### Exercise details:
What you give back must match the data exactly, minus the pictures.

### Input material:
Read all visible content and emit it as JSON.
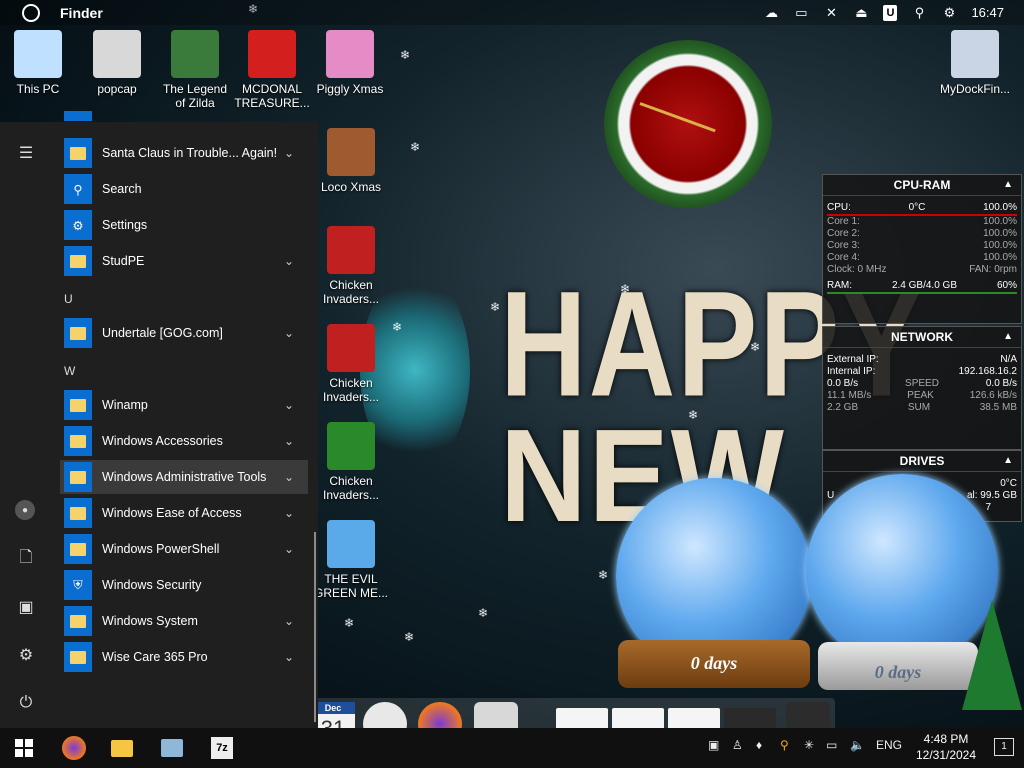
{
  "menubar": {
    "app_name": "Finder",
    "time": "16:47",
    "u_badge": "U"
  },
  "desktop_icons": [
    {
      "label": "This PC",
      "color": "#bfe0ff"
    },
    {
      "label": "popcap",
      "color": "#d8d8d8"
    },
    {
      "label": "The Legend of Zilda",
      "color": "#3a7a3a"
    },
    {
      "label": "MCDONAL TREASURE...",
      "color": "#d41f1f"
    },
    {
      "label": "Piggly Xmas",
      "color": "#e58cc6"
    },
    {
      "label": "MyDockFin...",
      "color": "#c9d5e5"
    },
    {
      "label": "Loco Xmas",
      "color": "#a05a30"
    },
    {
      "label": "Chicken Invaders...",
      "color": "#c02020"
    },
    {
      "label": "Chicken Invaders...",
      "color": "#c02020"
    },
    {
      "label": "Chicken Invaders...",
      "color": "#2a8a2a"
    },
    {
      "label": "THE EVIL GREEN ME...",
      "color": "#5aa9e8"
    }
  ],
  "banner": {
    "line1": "HAPPY",
    "line2": "NEW YE"
  },
  "cpu_ram": {
    "title": "CPU-RAM",
    "cpu_label": "CPU:",
    "cpu_temp": "0°C",
    "cpu_pct": "100.0%",
    "cores": [
      {
        "label": "Core 1:",
        "value": "100.0%"
      },
      {
        "label": "Core 2:",
        "value": "100.0%"
      },
      {
        "label": "Core 3:",
        "value": "100.0%"
      },
      {
        "label": "Core 4:",
        "value": "100.0%"
      }
    ],
    "clock": "Clock: 0 MHz",
    "fan": "FAN: 0rpm",
    "ram_label": "RAM:",
    "ram_value": "2.4 GB/4.0 GB",
    "ram_pct": "60%"
  },
  "network": {
    "title": "NETWORK",
    "external_label": "External IP:",
    "external_value": "N/A",
    "internal_label": "Internal IP:",
    "internal_value": "192.168.16.2",
    "speed_left": "0.0 B/s",
    "speed_label": "SPEED",
    "speed_right": "0.0 B/s",
    "peak_left": "11.1 MB/s",
    "peak_label": "PEAK",
    "peak_right": "126.6 kB/s",
    "sum_left": "2.2 GB",
    "sum_label": "SUM",
    "sum_right": "38.5 MB"
  },
  "drives": {
    "title": "DRIVES",
    "temp": "0°C",
    "free_fragment": "al: 99.5 GB",
    "drive_letter_fragment": "U",
    "seven_fragment": "7"
  },
  "globes": {
    "left_text": "0 days",
    "right_text": "0 days"
  },
  "start_menu": {
    "items": [
      {
        "label": "Santa Claus in Trouble... Again!",
        "type": "folder",
        "chevron": true
      },
      {
        "label": "Search",
        "type": "search",
        "chevron": false
      },
      {
        "label": "Settings",
        "type": "settings",
        "chevron": false
      },
      {
        "label": "StudPE",
        "type": "folder",
        "chevron": true
      },
      {
        "label": "Undertale [GOG.com]",
        "type": "folder",
        "chevron": true
      },
      {
        "label": "Winamp",
        "type": "folder",
        "chevron": true
      },
      {
        "label": "Windows Accessories",
        "type": "folder",
        "chevron": true
      },
      {
        "label": "Windows Administrative Tools",
        "type": "folder",
        "chevron": true,
        "active": true
      },
      {
        "label": "Windows Ease of Access",
        "type": "folder",
        "chevron": true
      },
      {
        "label": "Windows PowerShell",
        "type": "folder",
        "chevron": true
      },
      {
        "label": "Windows Security",
        "type": "shield",
        "chevron": false
      },
      {
        "label": "Windows System",
        "type": "folder",
        "chevron": true
      },
      {
        "label": "Wise Care 365 Pro",
        "type": "folder",
        "chevron": true
      }
    ],
    "letters": [
      "U",
      "W"
    ],
    "rail_icons": [
      "hamburger-icon",
      "user-icon",
      "document-icon",
      "pictures-icon",
      "settings-icon",
      "power-icon"
    ]
  },
  "dock": {
    "calendar_month": "Dec",
    "calendar_day": "31"
  },
  "taskbar": {
    "apps": [
      "windows-start-icon",
      "firefox-icon",
      "file-explorer-icon",
      "control-panel-icon",
      "7zip-icon"
    ],
    "language": "ENG",
    "time": "4:48 PM",
    "date": "12/31/2024",
    "notification_count": "1"
  }
}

### Result:
Read all visible content and emit it as JSON.
{
  "menubar": {
    "app_name": "Finder",
    "time": "16:47",
    "u_badge": "U"
  },
  "desktop_icons": [
    {
      "label": "This PC",
      "color": "#bfe0ff"
    },
    {
      "label": "popcap",
      "color": "#d8d8d8"
    },
    {
      "label": "The Legend of Zilda",
      "color": "#3a7a3a"
    },
    {
      "label": "MCDONAL TREASURE...",
      "color": "#d41f1f"
    },
    {
      "label": "Piggly Xmas",
      "color": "#e58cc6"
    },
    {
      "label": "MyDockFin...",
      "color": "#c9d5e5"
    },
    {
      "label": "Loco Xmas",
      "color": "#a05a30"
    },
    {
      "label": "Chicken Invaders...",
      "color": "#c02020"
    },
    {
      "label": "Chicken Invaders...",
      "color": "#c02020"
    },
    {
      "label": "Chicken Invaders...",
      "color": "#2a8a2a"
    },
    {
      "label": "THE EVIL GREEN ME...",
      "color": "#5aa9e8"
    }
  ],
  "banner": {
    "line1": "HAPPY",
    "line2": "NEW YE"
  },
  "cpu_ram": {
    "title": "CPU-RAM",
    "cpu_label": "CPU:",
    "cpu_temp": "0°C",
    "cpu_pct": "100.0%",
    "cores": [
      {
        "label": "Core 1:",
        "value": "100.0%"
      },
      {
        "label": "Core 2:",
        "value": "100.0%"
      },
      {
        "label": "Core 3:",
        "value": "100.0%"
      },
      {
        "label": "Core 4:",
        "value": "100.0%"
      }
    ],
    "clock": "Clock: 0 MHz",
    "fan": "FAN: 0rpm",
    "ram_label": "RAM:",
    "ram_value": "2.4 GB/4.0 GB",
    "ram_pct": "60%"
  },
  "network": {
    "title": "NETWORK",
    "external_label": "External IP:",
    "external_value": "N/A",
    "internal_label": "Internal IP:",
    "internal_value": "192.168.16.2",
    "speed_left": "0.0 B/s",
    "speed_label": "SPEED",
    "speed_right": "0.0 B/s",
    "peak_left": "11.1 MB/s",
    "peak_label": "PEAK",
    "peak_right": "126.6 kB/s",
    "sum_left": "2.2 GB",
    "sum_label": "SUM",
    "sum_right": "38.5 MB"
  },
  "drives": {
    "title": "DRIVES",
    "temp": "0°C",
    "free_fragment": "al: 99.5 GB",
    "drive_letter_fragment": "U",
    "seven_fragment": "7"
  },
  "globes": {
    "left_text": "0 days",
    "right_text": "0 days"
  },
  "start_menu": {
    "items": [
      {
        "label": "Santa Claus in Trouble... Again!",
        "type": "folder",
        "chevron": true
      },
      {
        "label": "Search",
        "type": "search",
        "chevron": false
      },
      {
        "label": "Settings",
        "type": "settings",
        "chevron": false
      },
      {
        "label": "StudPE",
        "type": "folder",
        "chevron": true
      },
      {
        "label": "Undertale [GOG.com]",
        "type": "folder",
        "chevron": true
      },
      {
        "label": "Winamp",
        "type": "folder",
        "chevron": true
      },
      {
        "label": "Windows Accessories",
        "type": "folder",
        "chevron": true
      },
      {
        "label": "Windows Administrative Tools",
        "type": "folder",
        "chevron": true,
        "active": true
      },
      {
        "label": "Windows Ease of Access",
        "type": "folder",
        "chevron": true
      },
      {
        "label": "Windows PowerShell",
        "type": "folder",
        "chevron": true
      },
      {
        "label": "Windows Security",
        "type": "shield",
        "chevron": false
      },
      {
        "label": "Windows System",
        "type": "folder",
        "chevron": true
      },
      {
        "label": "Wise Care 365 Pro",
        "type": "folder",
        "chevron": true
      }
    ],
    "letters": [
      "U",
      "W"
    ],
    "rail_icons": [
      "hamburger-icon",
      "user-icon",
      "document-icon",
      "pictures-icon",
      "settings-icon",
      "power-icon"
    ]
  },
  "dock": {
    "calendar_month": "Dec",
    "calendar_day": "31"
  },
  "taskbar": {
    "apps": [
      "windows-start-icon",
      "firefox-icon",
      "file-explorer-icon",
      "control-panel-icon",
      "7zip-icon"
    ],
    "language": "ENG",
    "time": "4:48 PM",
    "date": "12/31/2024",
    "notification_count": "1"
  }
}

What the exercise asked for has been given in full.